Because of the rain that day, the Londolozi Cubs Den was a hive of activity, with various arts and crafts on the go. One of them being fairy decorating.
Each child was given a wooden fairy on which they painted glue onto a specific part of the fairy, which they then dusted with colourful glitter. The end result being a beautiful, colourful and glittering fairy.
The children enjoyed the placing them in aloes and against a tree trunk – ideal fairy habitat!
That afternoon after the rain had subsided we set out on an evening safari. The bush looked fresh and clean after the rain.

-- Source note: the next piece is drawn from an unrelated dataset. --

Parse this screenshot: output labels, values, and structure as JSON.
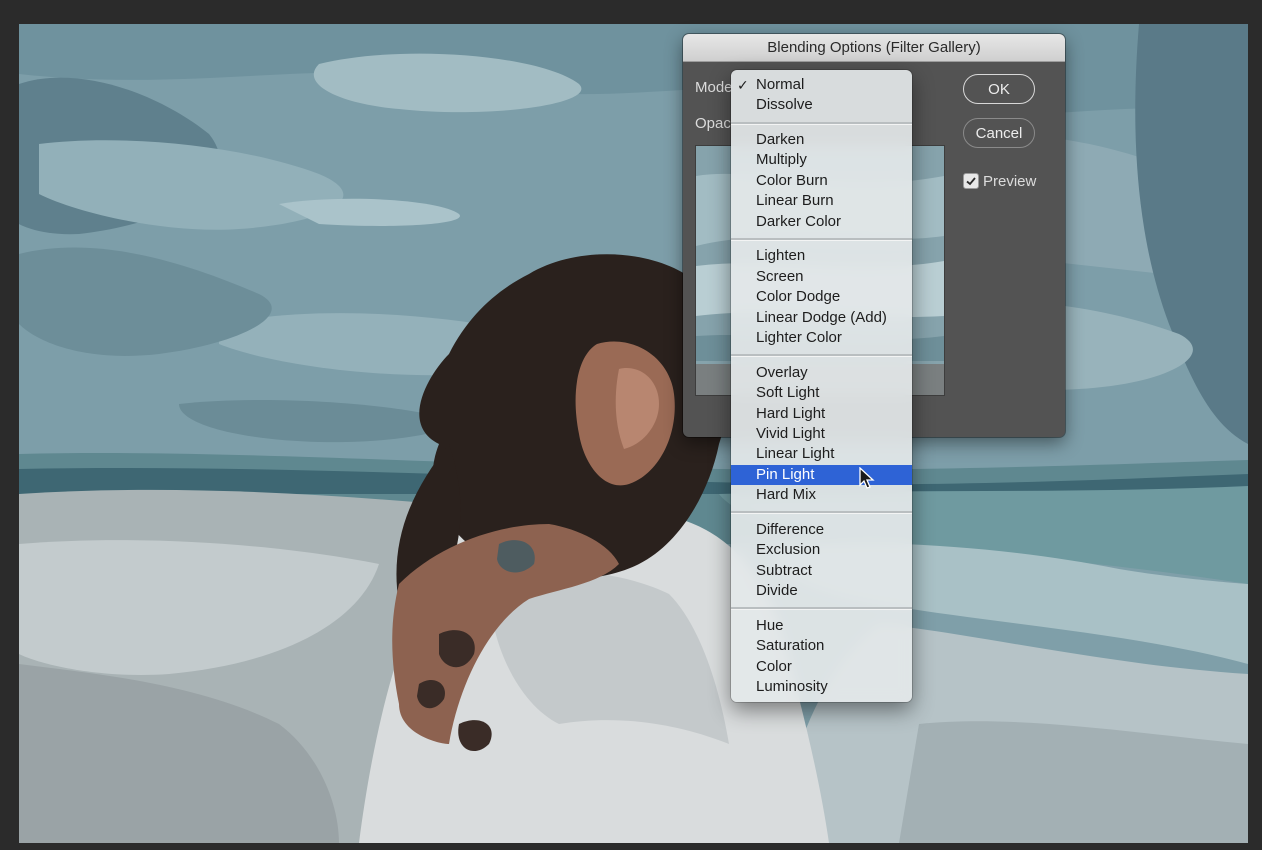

We had an incredible couple of hours on drive, in which we saw the Nhlanguleni and Mashaba female leopards re-marking their respective and adjacent territories, calling back and forth at one another across a deep drainage line. Due to the rain their scent on the bushes and usual marking spots would have been washed away therefore making it important that they re-establish their territorial boundaries so that other leopards would know that the area is occupied.
As we rounded a corner while following the Mashaba female, the children next to me exclaimed with joy “FAIRIES!” and pointed excitedly at the magnificent eruption of what did indeed look like a million tiny fairies clouding the evening sky. In actual fact it was one of the most amazing sights in the bush; an emergence of termite alates (commonly called “flying ants”). It was as if one was watching a volcano erupt! There were never-ending waves of these disperser termites becoming airborne and flying off into the sunset in the hope of starting a colony of their own.
A flying ant is a potential king or queen of a future termite colony. They are the only termites that develope wings. After rain these alates (the correct term for them) emerge into the open, flying away from their natal colony to start a colony of their own. Once reaching a suitable location their wings fall off, and the females release pheromones into the air to attract males. A pair will burrow down in a suitable spot, seal off the entrance and begin mating. After mating, the pair will never go outside and will remain in the colony for the rest of their lives (up to 20yrs for the female). After establishing their colony, the cycle will begin again after the next rains.
This link between fairies and flying ants is a wonderful example of how nature can stimulate a child’s imagination and educational knowledge. The bush that evening linked a craft activity with an actual biological process, opening a child’s eyes to the endless wonders of the bush and different cycles of life.